▸ **What is needed**:
Where a line in the material below has the string "JSON", please report it.

▸ **Supplied data**:
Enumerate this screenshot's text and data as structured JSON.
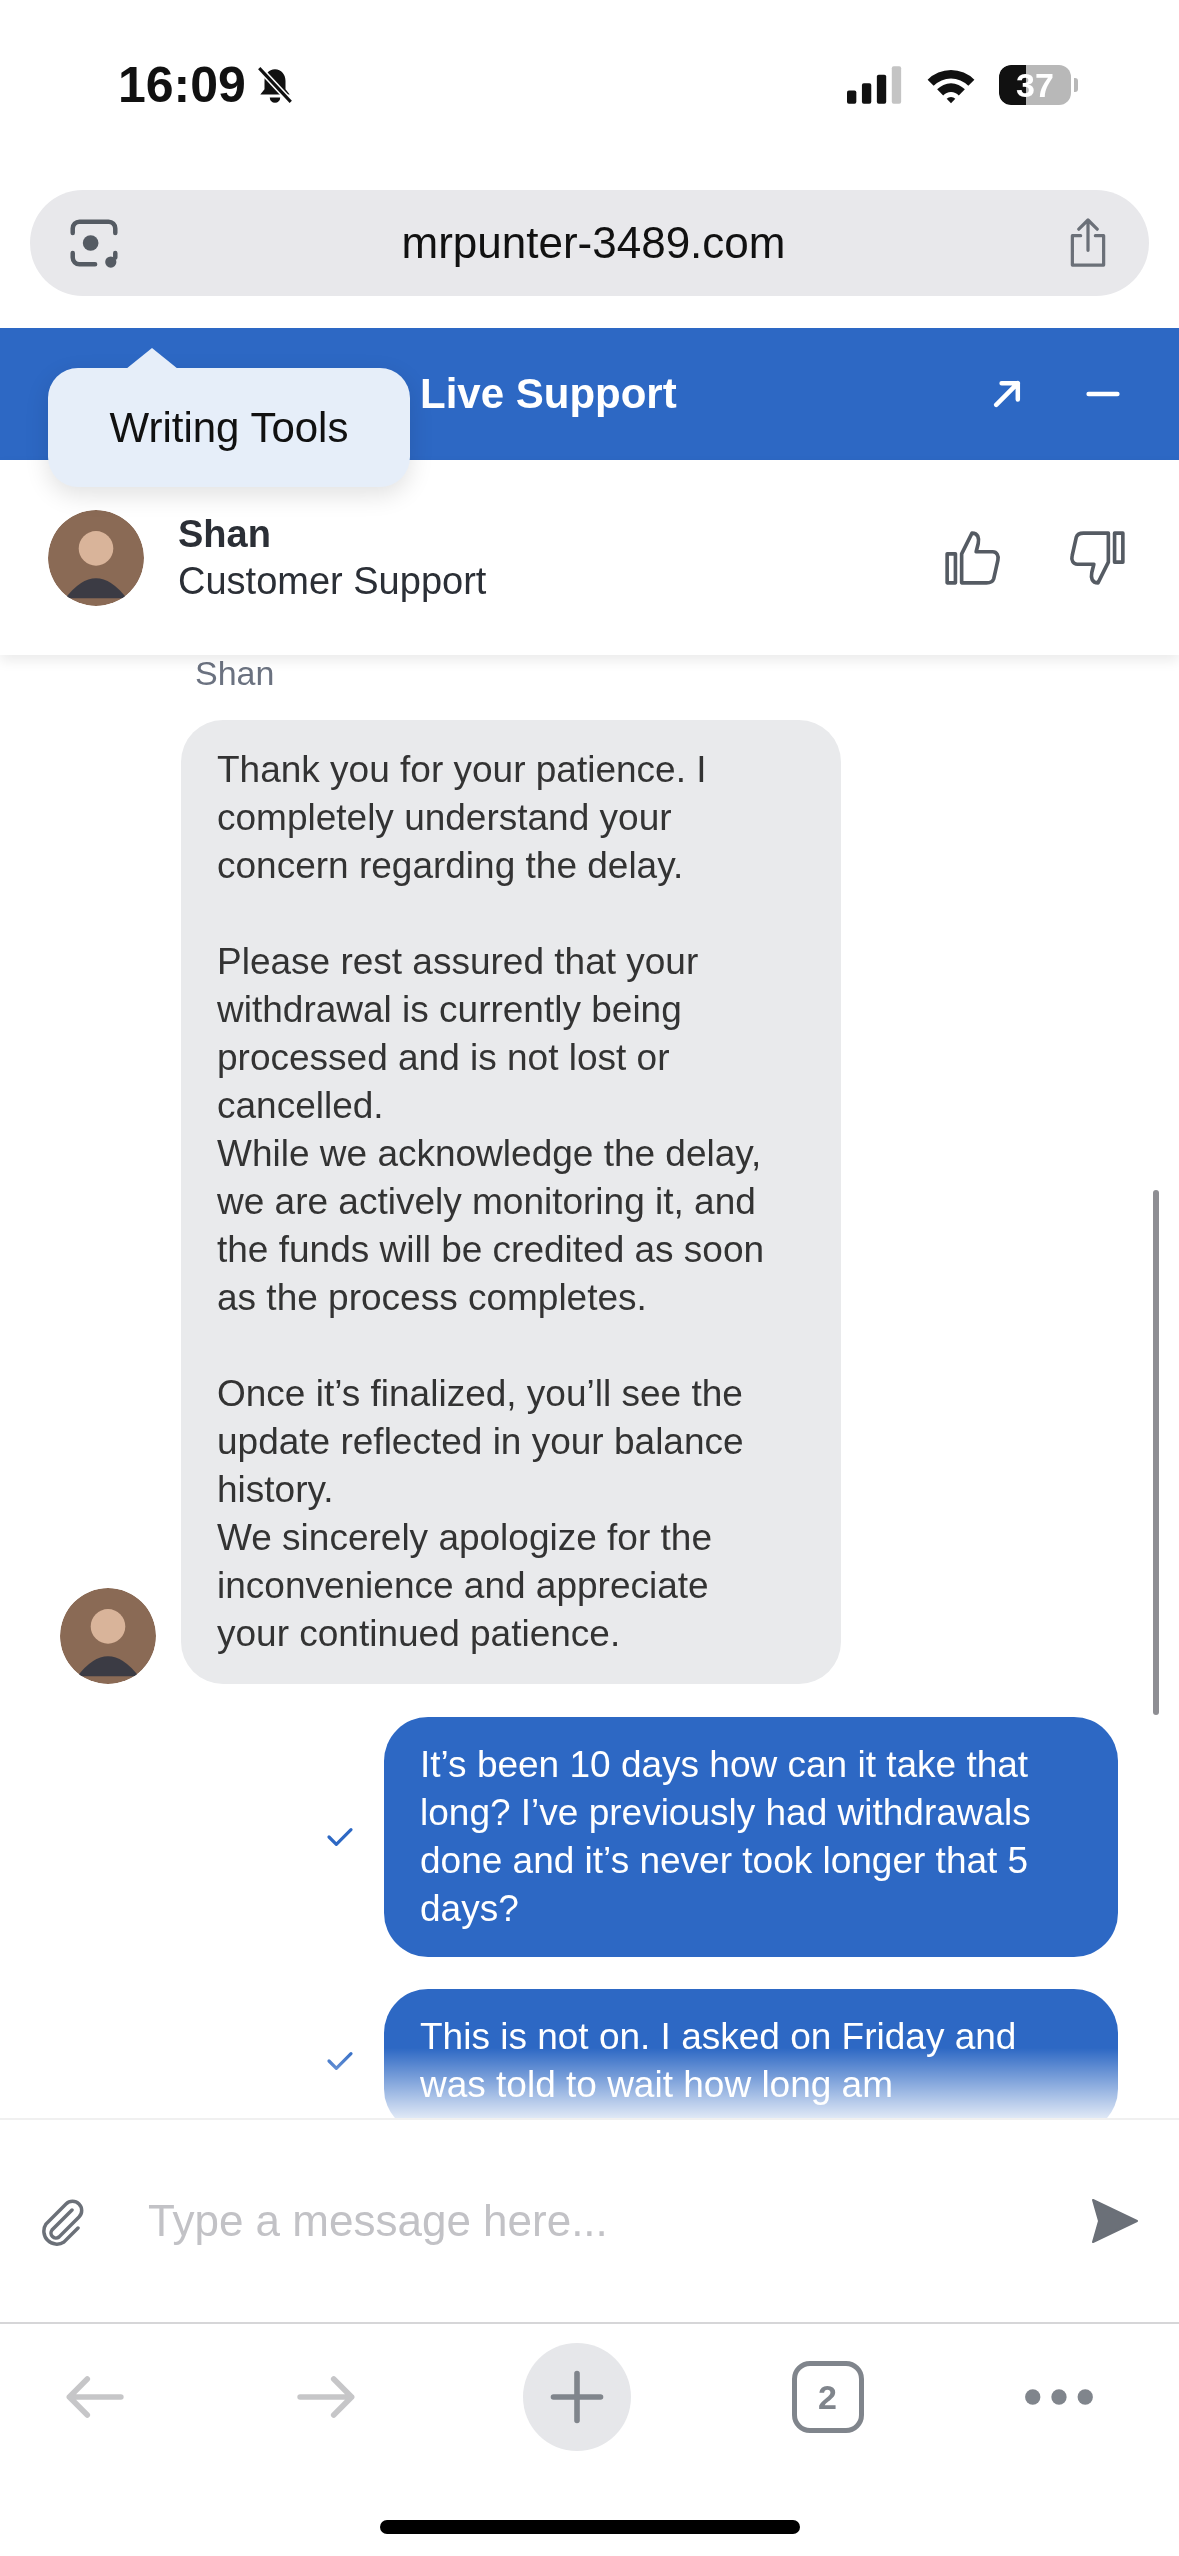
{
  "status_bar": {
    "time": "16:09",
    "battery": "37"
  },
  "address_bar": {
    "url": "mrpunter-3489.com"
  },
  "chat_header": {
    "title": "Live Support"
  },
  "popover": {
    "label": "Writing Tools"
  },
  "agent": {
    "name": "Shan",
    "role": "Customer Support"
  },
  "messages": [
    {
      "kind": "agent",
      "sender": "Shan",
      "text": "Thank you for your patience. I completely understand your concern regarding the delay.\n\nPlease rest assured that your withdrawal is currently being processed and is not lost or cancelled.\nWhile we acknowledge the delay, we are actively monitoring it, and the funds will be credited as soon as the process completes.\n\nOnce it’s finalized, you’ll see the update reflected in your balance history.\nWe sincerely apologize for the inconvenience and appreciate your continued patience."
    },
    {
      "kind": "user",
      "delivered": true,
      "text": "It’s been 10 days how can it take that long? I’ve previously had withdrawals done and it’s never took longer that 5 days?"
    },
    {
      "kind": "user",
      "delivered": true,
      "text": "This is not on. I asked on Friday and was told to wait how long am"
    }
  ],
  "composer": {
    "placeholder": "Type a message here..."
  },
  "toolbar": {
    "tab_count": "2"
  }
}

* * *

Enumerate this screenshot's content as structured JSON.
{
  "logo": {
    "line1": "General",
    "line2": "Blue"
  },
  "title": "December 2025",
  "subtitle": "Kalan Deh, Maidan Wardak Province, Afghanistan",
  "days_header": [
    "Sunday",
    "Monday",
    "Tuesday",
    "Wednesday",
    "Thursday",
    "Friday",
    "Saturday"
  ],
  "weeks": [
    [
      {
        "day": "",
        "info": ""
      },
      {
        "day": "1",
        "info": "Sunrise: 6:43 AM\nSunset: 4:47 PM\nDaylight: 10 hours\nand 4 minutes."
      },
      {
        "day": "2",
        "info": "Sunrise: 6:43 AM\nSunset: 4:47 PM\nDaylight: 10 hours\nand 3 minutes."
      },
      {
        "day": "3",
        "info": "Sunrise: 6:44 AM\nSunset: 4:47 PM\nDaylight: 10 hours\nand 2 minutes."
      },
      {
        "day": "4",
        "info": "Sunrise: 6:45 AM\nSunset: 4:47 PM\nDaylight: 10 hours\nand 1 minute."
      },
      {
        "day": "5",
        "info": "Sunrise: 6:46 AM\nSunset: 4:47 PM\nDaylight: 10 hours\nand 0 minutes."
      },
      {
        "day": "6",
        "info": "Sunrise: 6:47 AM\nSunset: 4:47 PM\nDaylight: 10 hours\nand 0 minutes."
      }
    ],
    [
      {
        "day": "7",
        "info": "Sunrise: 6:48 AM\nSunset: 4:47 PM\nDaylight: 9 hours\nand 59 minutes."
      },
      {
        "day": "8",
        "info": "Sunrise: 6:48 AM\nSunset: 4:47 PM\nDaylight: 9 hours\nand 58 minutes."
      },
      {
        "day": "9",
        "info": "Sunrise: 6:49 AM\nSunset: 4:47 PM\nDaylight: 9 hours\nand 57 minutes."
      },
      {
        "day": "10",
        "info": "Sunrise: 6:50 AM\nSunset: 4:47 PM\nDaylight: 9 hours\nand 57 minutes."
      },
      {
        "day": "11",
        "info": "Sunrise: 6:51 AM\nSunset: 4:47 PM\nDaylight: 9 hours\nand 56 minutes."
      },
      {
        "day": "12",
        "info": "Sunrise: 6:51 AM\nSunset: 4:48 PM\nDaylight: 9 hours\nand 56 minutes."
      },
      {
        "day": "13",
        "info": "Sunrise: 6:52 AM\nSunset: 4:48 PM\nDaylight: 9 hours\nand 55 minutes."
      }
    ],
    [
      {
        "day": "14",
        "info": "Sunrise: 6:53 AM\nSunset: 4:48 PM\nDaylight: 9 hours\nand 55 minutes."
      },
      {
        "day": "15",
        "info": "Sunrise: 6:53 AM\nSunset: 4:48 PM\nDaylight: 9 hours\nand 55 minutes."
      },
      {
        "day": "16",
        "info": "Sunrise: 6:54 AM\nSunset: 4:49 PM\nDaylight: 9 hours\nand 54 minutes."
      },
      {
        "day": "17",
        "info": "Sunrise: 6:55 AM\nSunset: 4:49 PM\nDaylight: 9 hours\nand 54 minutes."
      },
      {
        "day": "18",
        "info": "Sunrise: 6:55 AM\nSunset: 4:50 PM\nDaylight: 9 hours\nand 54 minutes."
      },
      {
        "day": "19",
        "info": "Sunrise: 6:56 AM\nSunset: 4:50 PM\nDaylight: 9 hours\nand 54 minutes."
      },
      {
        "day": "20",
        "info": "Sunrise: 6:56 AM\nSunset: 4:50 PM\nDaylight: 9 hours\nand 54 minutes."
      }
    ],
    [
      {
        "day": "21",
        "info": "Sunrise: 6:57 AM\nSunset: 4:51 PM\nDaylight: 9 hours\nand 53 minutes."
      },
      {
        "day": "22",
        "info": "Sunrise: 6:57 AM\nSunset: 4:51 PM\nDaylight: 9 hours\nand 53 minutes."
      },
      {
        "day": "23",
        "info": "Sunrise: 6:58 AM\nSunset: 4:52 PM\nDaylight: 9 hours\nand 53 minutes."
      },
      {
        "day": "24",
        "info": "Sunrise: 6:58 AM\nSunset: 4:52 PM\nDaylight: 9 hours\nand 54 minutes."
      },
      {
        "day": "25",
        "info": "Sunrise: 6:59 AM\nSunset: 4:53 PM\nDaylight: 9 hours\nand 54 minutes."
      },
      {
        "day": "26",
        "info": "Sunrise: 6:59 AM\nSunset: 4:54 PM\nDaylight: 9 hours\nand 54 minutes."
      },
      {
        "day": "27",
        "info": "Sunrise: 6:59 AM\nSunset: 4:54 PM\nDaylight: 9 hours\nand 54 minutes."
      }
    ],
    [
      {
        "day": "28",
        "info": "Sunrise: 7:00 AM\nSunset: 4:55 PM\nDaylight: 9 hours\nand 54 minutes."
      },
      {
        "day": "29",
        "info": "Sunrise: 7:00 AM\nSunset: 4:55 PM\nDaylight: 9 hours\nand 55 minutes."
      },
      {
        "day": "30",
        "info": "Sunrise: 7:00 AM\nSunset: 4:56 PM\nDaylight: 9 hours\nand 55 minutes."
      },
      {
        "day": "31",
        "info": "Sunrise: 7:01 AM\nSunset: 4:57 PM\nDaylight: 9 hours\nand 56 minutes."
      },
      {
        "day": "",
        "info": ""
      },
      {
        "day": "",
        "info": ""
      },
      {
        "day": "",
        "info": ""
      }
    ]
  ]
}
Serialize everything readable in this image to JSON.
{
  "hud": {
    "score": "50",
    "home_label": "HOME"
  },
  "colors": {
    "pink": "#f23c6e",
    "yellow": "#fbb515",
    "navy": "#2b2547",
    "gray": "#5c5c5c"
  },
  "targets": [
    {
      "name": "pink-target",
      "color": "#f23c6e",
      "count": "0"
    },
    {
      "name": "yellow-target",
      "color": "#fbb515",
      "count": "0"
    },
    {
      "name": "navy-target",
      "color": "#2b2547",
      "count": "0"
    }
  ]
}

▸ **Problem solution**:
Enumerate this screenshot's text and data as structured JSON.
Enumerate this screenshot's content as structured JSON.
Serialize everything readable in this image to JSON.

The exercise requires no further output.